Kushti is the traditional Indian mud wrestling sport. Usually, it is practiced in a place called ‘Akhada.’ It is also known as Pehlwani, and the person referred to as Pehlwan. Kusthi Akhada is known as ‘Garadi Mane’ in Bengaluru, Karnataka. Akhada is a place for practicing Indian wrestling; in other words, the school of wrestling where a strict regimen of diet, training, and personal life is followed. The person who trains Pehlwan is called ‘Ustad.’ Indian Pehlwan lives under some rigid set of rules made by his trainer. Kushti has been a popular sport since ancient times in India. Wrestling in Ancient India was most famously known as ‘Malla- Yuddha.’ According to Indian epics, Mahabharata and Ramayana have great wrestlers such as Bhima, Duryodhana, Karna, and Hanuman, respectively. Gardi mane is a place where local wrestlers practice their sport and exercise. Every day, Pehlwans have to dig up red soil on the floor of the workout area and level it again. It is a kind of warm-up routine for them. Garadi mane’s exercises are more functional and build immense stamina, which is useful in gripping the opponent during wrestling.

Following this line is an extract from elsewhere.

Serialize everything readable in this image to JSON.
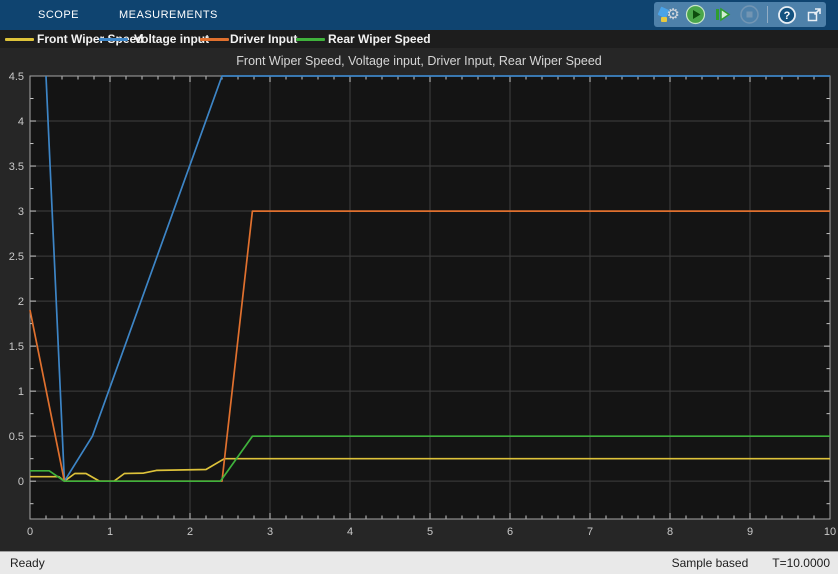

India had and still has great wrestlers. In 1962, India won 12 medals in the fourth Asian Games in freestyle wrestling. Indian wrestling titles are the ‘Rostam of India,’ ‘Rustam-E-Hind,’ ‘Bharat-Kesari,’ and ‘Hind Kesari.’ Over the centuries, this Indian form of wrestling is continued in India. During ancient times wrestling was the way to keep oneself physically fit. Gardi mane is not just a place to a ton a body, but here Pehlwans from all religions trained, practice together on one wrestling pit. Ustad trains them for building strength and improving wrestling skills. In the modern era, wrestling has different names and styles of playing in different parts of the world. A special kind of red soil is replaced with mats and some new techniques. But the traditional and old style of Kusthi is popular in rural India. India has hosted the world wrestling championships. India has won titles in Commonwealth Games held in Jamaica. Nowadays, very few Akhada’s or Gardi mane are remaining in India, where some dedicated people are still working to keep alive Indian wrestling. Like that, one of the city’s oldest Kushti Akhada in the Shivajinagar called ‘Ahmed Hussain Todewala Garadi Mane.’
Amosan Pehlwan started this Garadi Mane in the year 1910 in Bengaluru. The 110-year-old Akhada is a place where many generations of wrestlers from the same family have been training. Giving training free of cost is a tradition followed here by all Ustads. There is less or no support from the government, and the local Akhadas have to manage on their own. Ansar Pehlwan has wrestled for over 40 years, and he wants to keep the spirit of these physical workouts alive, and hopes that it will become mainstream once again. Many interested wrestlers are being trained here right from the school going students to the senior citizens who do Kushti.